The Way of the World: Performances Resume

The Donmar Warehouse announced today that performances will resume for their production of William Congreve's The Way of the World, and they will finish out the planned run through May 26th.

The theater went dark for a week following the sad announcement that the very talented and much loved Alex Beckett had passed away. The Donmar has posted the following statement on its website:


In mid-April, we were deeply shocked and saddened by the tragic loss of our dear friend and actor, Alex Beckett.

Alex was a much-loved member of The Way of the World cast, playing Waitwell, and began his career in Hotel in Amsterdam at the Donmar. He was a friend, an inspiration and a shining talent.

Together, we and the company dedicate this joyful production to the memory of this brilliant, funny and gifted man.


Robin Pearce is stepping into the role, having played Waitwell in the 2012 Chichester Theatre's production of the play.

Sending love and support to the company for tonight and the rest of the run. You will undoubtedly make Alex proud.

The Way of the World: Performances Suspended


The Donmar posted the following statement on its website, after canceling performances of The Way of the World on Tuesday and Wednesday:



Deepest sympathies to the company and to all of Alex's loved ones. Taken far too soon.

The Way of the World: What's On Stage Interview


What's On Stage caught up with the cast of The Way of the World at the after party on opening night, and chatted about the challenges and joys of Congreve's Restoration era play.



The Way of the World: Reviews Are In



The critics have weighed in on the Donmar Warehouse's production of The Way of the World, with most giving the play 4 out of 5 stars. Here's what a few had to say about the play and performances:

Paul Taylor from The Independent calls it a "comic masterpiece."

There's a crispness and clarity to the way this production highlights the contrast between Mirabell and his superficially similar fellow-gallant, Fainall. Tom Mison shows you a disturbing, almost neurotic meanness of spirit behind the studied languor of a ruthless individualist who will stop at nothing (even defaming his wife) to get his hands on all the Wishfort money. Though he has done unfortunate things in his past, Mirabell now appreciates the humane value of contracts.


Sarah Crompton from What's On Stage says "director James Macdonald and his entire creative team frame this rare revival with such thoughtful care that it emerges with the gleaming richness of a symphony."

Even the manipulative Mrs Marwood (played by Jenny Jules with a hauteur that hides real pain) is allowed our sympathy; she has been used by Fainall, who Mison plays magnificently, his languor hardening into savagery as the evening progresses. As his traduced wife, Caroline Martin finds a moving sense of betrayal and fierce self-reliance.


Michael Billington at The Guardian writes "James Macdonald’s revival offers clarity and hilarity"
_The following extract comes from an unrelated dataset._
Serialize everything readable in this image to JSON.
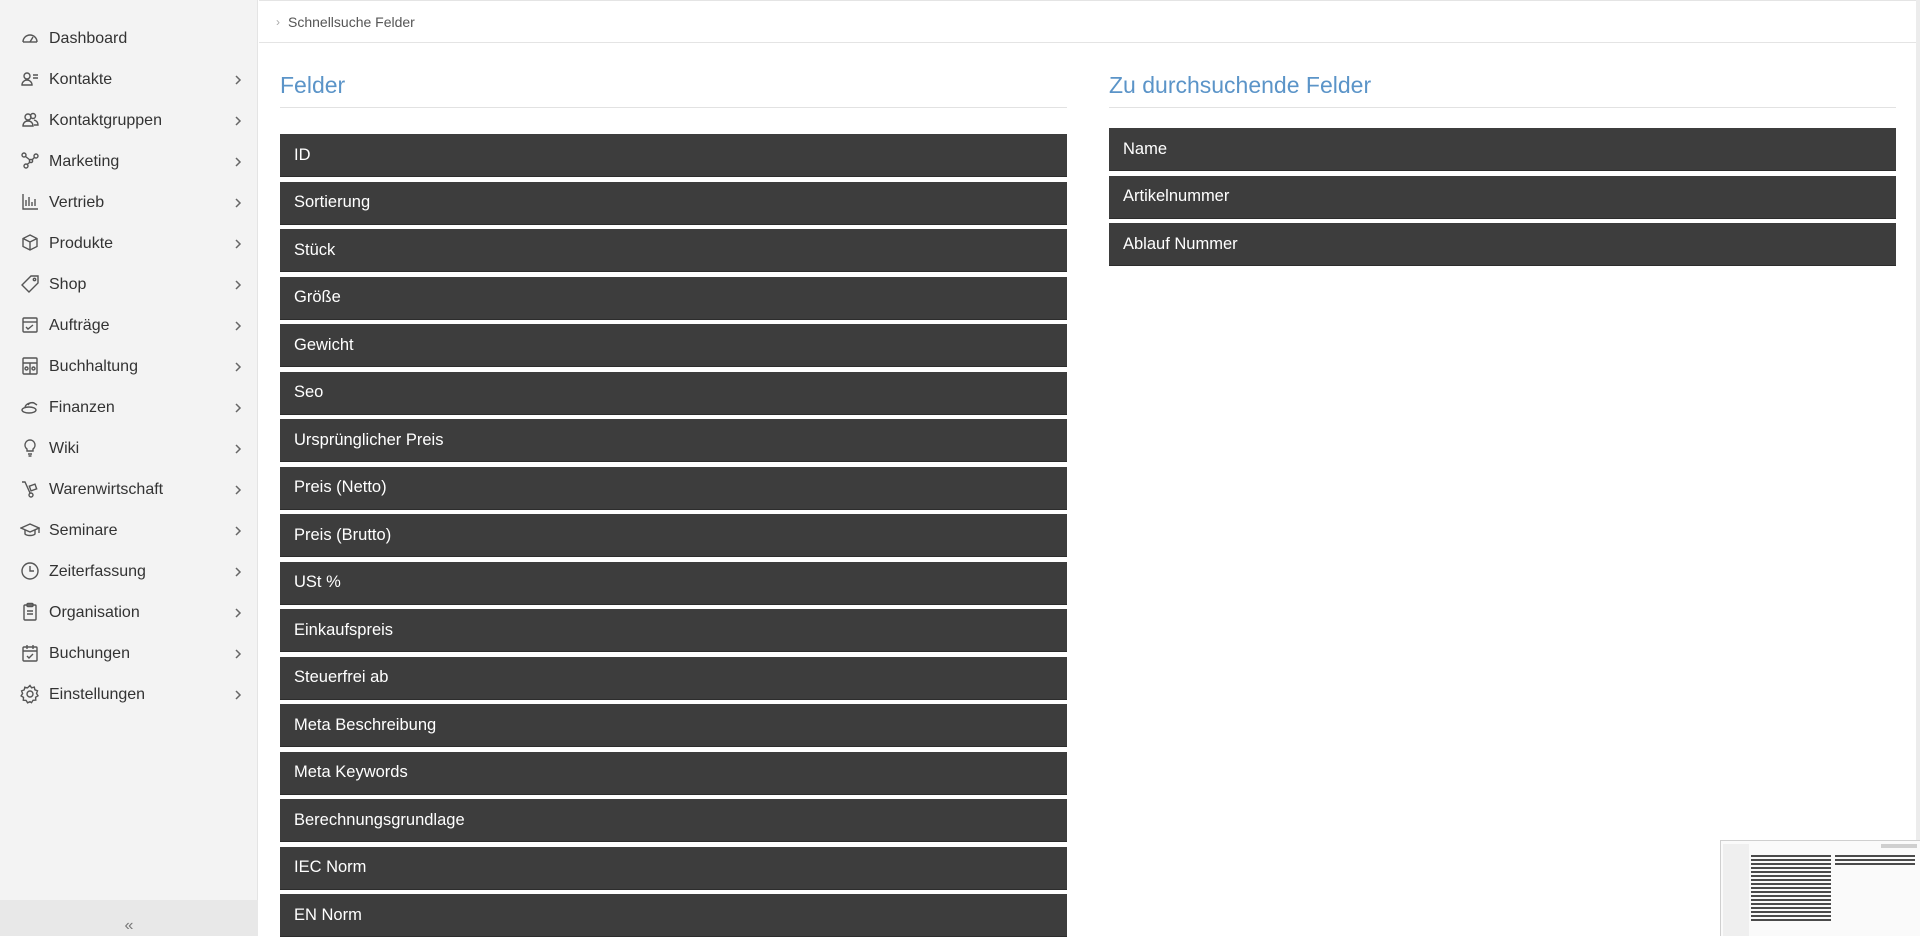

Gwynne is very funny when gazing at her unadorned features in the mirror (“I look like an old peeled wall”) and when hurling herself intemperately at a chaise longue to find the right posture for an expected suitor. But you feel deep sympathy for her when, as Fainall seeks to tie her to an extortionate contract, she cries “Never to marry!” in despair at a life of sexless solitude. In a play that scarcely has a dud role, there is a wealth of fine performances. Tom Mison and Jenny Jules lend the arch plotters a hint of inner complexity.


The play runs through May 26th. Check the Donmar's website often for ticket availability.


Photos by Johan Persson